Weeks after Prabir (not the real name) got married last year, the kindergarten in Moulvibazar, where he worked as an assistant teacher, closed just like any other educational institutions, in compliance with a government order to stop the spread of the contagion.
Without income, he sought help from local police and police bought the newly-wed couple a month of groceries. They soon ran out of food but the pandemic lingered.
Like Prabir, more than 5,000 teachers and employees of 414 private kindergartens and primary schools in the district have become unemployed and are now bearing daily expenses by borrowing money from friends and relatives.
A few of them got some help at the beginning of the pandemic, but their sufferings only intensified with time.
The people impacted by the closure of the institutions now urge the government to provide stimulus to unemployed teachers and employees to overcome their economic crisis.
Even before the pandemic, teachers of these private schools were very low paid, but they took care of their familial expenses with whatever little salary they received per month, several teachers said.
When the schools closed in March 2020, parents stopped paying tuition fees, so the school funds to pay salaries to employees dried up.
"I am appealing to the government to stand by the kindergartens and the teachers for the sake of the future of students," said Zahirul Islam, teacher of Shahjalal Ideal International School and College in Moulvibazar and district advisor of Bangladesh Kindergarten Association.
Meanwhile, it has become almost impossible for many schools to continue to bear house rents, electricity bills and other expenses.
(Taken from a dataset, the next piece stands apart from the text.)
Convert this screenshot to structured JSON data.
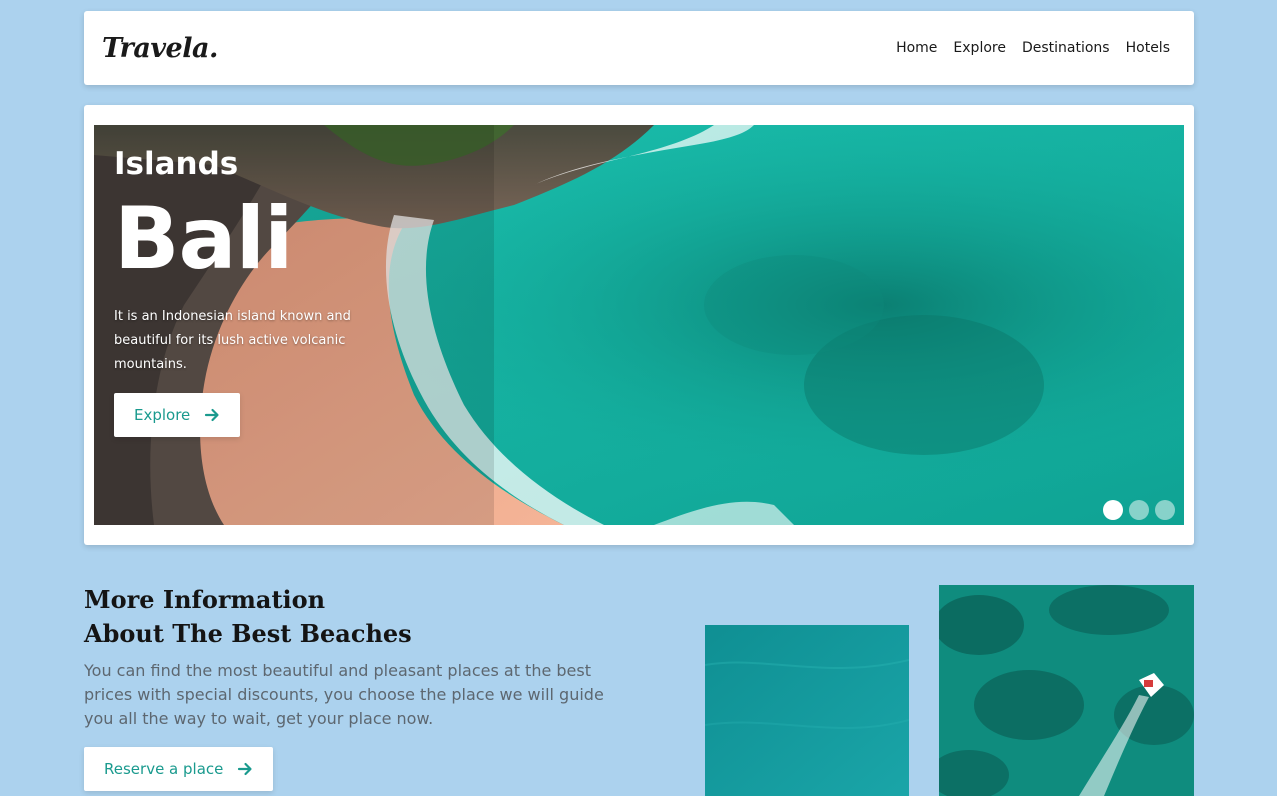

They worry if they will be able to survive the pandemic.
The school authorities demand that the government provide cash incentives and bring the institutions under public funding.
They say kindergartens play an important role in the education sector. Without support, many of them will be closed permanently due to debts and teachers will be forced to change profession.
Talking about these days of misery, Kawsar Ahmad Munna, assistant headmaster of Vatera Girls School in Kulaura, said the school established in 2011 used to pay salaries to its teachers from fees paid by 150 students from nursery to class eight.
"We have been paying the house rent and other bills with a subsidy of Tk25,000 per month over the last 14 months. But we cannot pay the teachers."